■ **About this task**: Exact copies of all the entries below are expected in the answer.

■ **Given records**:
***

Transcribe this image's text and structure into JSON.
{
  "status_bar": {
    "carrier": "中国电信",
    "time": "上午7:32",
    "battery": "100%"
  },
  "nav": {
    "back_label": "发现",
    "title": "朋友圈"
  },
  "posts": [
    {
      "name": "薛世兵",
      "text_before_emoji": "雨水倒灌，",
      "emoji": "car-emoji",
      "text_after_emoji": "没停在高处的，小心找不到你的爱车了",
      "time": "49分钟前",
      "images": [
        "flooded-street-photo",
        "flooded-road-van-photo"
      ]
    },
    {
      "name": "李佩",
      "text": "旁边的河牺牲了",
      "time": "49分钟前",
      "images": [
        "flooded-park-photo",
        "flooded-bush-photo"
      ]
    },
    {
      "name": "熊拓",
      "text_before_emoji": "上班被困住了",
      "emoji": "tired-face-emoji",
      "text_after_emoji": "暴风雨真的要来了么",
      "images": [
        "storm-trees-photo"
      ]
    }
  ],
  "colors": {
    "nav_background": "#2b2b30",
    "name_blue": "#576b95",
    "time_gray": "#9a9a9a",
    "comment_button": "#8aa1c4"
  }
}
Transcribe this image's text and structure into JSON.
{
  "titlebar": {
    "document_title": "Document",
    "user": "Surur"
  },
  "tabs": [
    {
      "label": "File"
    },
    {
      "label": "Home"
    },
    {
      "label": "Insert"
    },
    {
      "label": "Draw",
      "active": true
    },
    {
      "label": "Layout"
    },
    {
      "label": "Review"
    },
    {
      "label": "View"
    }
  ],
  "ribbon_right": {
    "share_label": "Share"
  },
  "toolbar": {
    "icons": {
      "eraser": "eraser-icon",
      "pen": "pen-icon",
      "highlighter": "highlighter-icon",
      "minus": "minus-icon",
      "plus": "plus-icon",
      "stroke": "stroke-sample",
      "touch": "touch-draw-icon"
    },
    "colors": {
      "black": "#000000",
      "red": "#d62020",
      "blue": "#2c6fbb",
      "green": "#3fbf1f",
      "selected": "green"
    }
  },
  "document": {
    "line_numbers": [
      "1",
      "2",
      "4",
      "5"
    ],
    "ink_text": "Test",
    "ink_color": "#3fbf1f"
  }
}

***

■ **Problem solution**:
Transcribe this image's text and structure into JSON.
{
  "status_bar": {
    "carrier": "中国电信",
    "time": "上午7:32",
    "battery": "100%"
  },
  "nav": {
    "back_label": "发现",
    "title": "朋友圈"
  },
  "posts": [
    {
      "name": "薛世兵",
      "text_before_emoji": "雨水倒灌，",
      "emoji": "car-emoji",
      "text_after_emoji": "没停在高处的，小心找不到你的爱车了",
      "time": "49分钟前",
      "images": [
        "flooded-street-photo",
        "flooded-road-van-photo"
      ]
    },
    {
      "name": "李佩",
      "text": "旁边的河牺牲了",
      "time": "49分钟前",
      "images": [
        "flooded-park-photo",
        "flooded-bush-photo"
      ]
    },
    {
      "name": "熊拓",
      "text_before_emoji": "上班被困住了",
      "emoji": "tired-face-emoji",
      "text_after_emoji": "暴风雨真的要来了么",
      "images": [
        "storm-trees-photo"
      ]
    }
  ],
  "colors": {
    "nav_background": "#2b2b30",
    "name_blue": "#576b95",
    "time_gray": "#9a9a9a",
    "comment_button": "#8aa1c4"
  }
}
Transcribe this image's text and structure into JSON.
{
  "titlebar": {
    "document_title": "Document",
    "user": "Surur"
  },
  "tabs": [
    {
      "label": "File"
    },
    {
      "label": "Home"
    },
    {
      "label": "Insert"
    },
    {
      "label": "Draw",
      "active": true
    },
    {
      "label": "Layout"
    },
    {
      "label": "Review"
    },
    {
      "label": "View"
    }
  ],
  "ribbon_right": {
    "share_label": "Share"
  },
  "toolbar": {
    "icons": {
      "eraser": "eraser-icon",
      "pen": "pen-icon",
      "highlighter": "highlighter-icon",
      "minus": "minus-icon",
      "plus": "plus-icon",
      "stroke": "stroke-sample",
      "touch": "touch-draw-icon"
    },
    "colors": {
      "black": "#000000",
      "red": "#d62020",
      "blue": "#2c6fbb",
      "green": "#3fbf1f",
      "selected": "green"
    }
  },
  "document": {
    "line_numbers": [
      "1",
      "2",
      "4",
      "5"
    ],
    "ink_text": "Test",
    "ink_color": "#3fbf1f"
  }
}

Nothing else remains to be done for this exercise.